Republicans Punishing Their Own Constituents (Again)

Colorado Republicans once again (not) bringing home the funding.

Colorado Public Radio’s Caitlyn Kim reports on the passage in the U.S. House yesterday of a $1.5 trillion omnibus spending bill chock full of long-awaited priorities across the state ready to put those taxpayer dollars to work–and once again, it’s a case of partisan haves and have-nots as Republican lawmakers refuse to participate in the process, leaving their constituents out of the rainmaking:

Leadership brought member-directed funding back to Congress after it was banned in 2011 when then-President Barack Obama and Republicans pushed to end the practice due to concerns over wasteful spending and budget deficits.

Now that the practice is back, but with more transparency to prevent waste and corruption, according to congressional leaders. Colorado Democrats made use of the member-directed funding opportunities by helping earmark about 100 projects for local governments, universities, hospitals, law enforcement and non-profits across the state.

Colorado Republicans have already shunned its return. And it’s possible Republicans will remove the practice once again if they gain control of the House next fall.

But for now, the practice is here to stay. And to make the process more transparent than in years past, all members of Congress must make public their requests, show need and prove no one in the member’s family would benefit from the funds.

There’s nothing inherently wrong with representatives being able to make specific funding requests for priorities in their district–especially under the new rules which require much more transparency. Republicans may change the rules if they regain power, but to refuse to participate in the meantime makes constituents the victims.

Fortunately for the residents of Colorado’s Third, Fourth, and Fifth Congressional districts, although they were represented in the House by Republicans whose ideological roadblock prevented them from participating in the dreaded “earmark” process, they were also represented by two Democratic U.S. Senators Michael Bennet and John Hickenlooper who were responsible for nailing down specific funding requests for a variety of projects in those districts. From Adams State College in Alamosa to wastewater treatment in Craig and housing assistance in Sterling, money will get to these projects despite the refusal of their Republicans representatives to sully themselves with the job of asking.

At some point between now and November, one or more of these Republicans is certain to take credit for “earmarks” obtained by Democrats on behalf of their constituents. Boebert herself has already been caught taking credit for projects she not only didn’t request but actually voted against–just like she voted against both halves of yesterday’s bill. Making anti-gubmint activists like Grover Norquist happy by throwing a tantrum over the rules of the game does nothing for constituents who just want stuff to get done. And when constituents see stuff getting done, nobody wants to be on the opposing side.

When that happens, complain loudly in hope that they won’t get away with it.

7 Community Comments, Facebook Comments

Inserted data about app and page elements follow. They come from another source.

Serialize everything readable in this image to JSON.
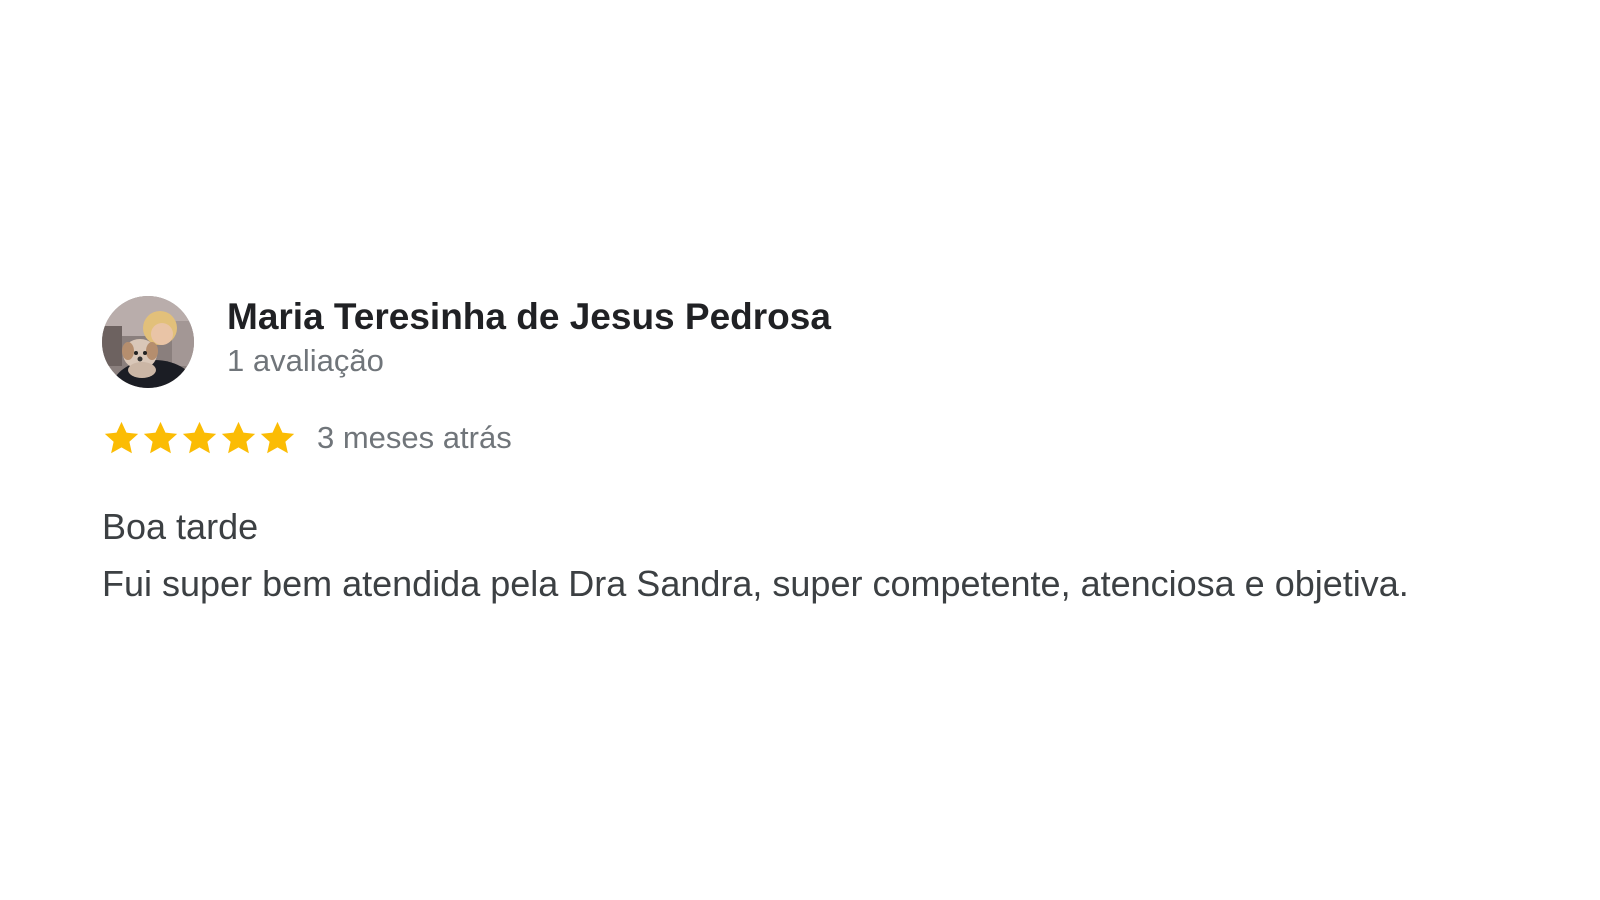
{
  "review": {
    "author": {
      "name": "Maria Teresinha de Jesus Pedrosa",
      "meta": "1 avaliação",
      "avatar_icon": "profile-photo"
    },
    "rating": {
      "value": 5,
      "max": 5,
      "star_color": "#fbbc04",
      "star_icon": "star-icon"
    },
    "time": "3 meses atrás",
    "text_lines": [
      "Boa tarde",
      "Fui super bem atendida pela Dra Sandra, super competente, atenciosa e objetiva."
    ]
  },
  "colors": {
    "name": "#202124",
    "meta": "#70757a",
    "body": "#3c4043",
    "background": "#ffffff"
  }
}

  1. On the one hand, Republicans argue that Congress has to spell everything out explicitly in legislation, then complain when Congress does just that.

  2. NOV GOP meltdown says:

    Yeah, but who's gonna stand up to all those commies in DC? People are stupid. Carry on.

  3. Conserv. Head Banger says:

    This Pols article is premature as the bill has not passed the Senate.

    Kindly save the rotten tomatoes, eggs, brickbats until a bill is actually on the President's desk.

    • JohnInDenver says:

      Put your mind at ease, CHB:

      March 10, 2022 | By Greg Hadley

      Late on the evening of March 10, the Senate passed a massive omnibus spending bill to fund the federal government for the rest of fiscal 2022, sending it to President Joe Biden for his signature.

      For the Defense Department, in particular, the bill will provide $728.5 billion in discretionary spending for defense-related activities—roughly 5 percent more than the funding in fiscal 2021 and above the $715 billion requested by the Biden administration. It also includes $13.6 billion in aid to bolster Ukraine in its response to Russia’s invasion.

  4. Genghis says:

    Collecting taxpayer $$, ownin' the libs, and . . . well, that about it.

Leave a Reply

Comment from your Facebook account

You may comment with your Colorado Pols account above (click here to register), or via Facebook below.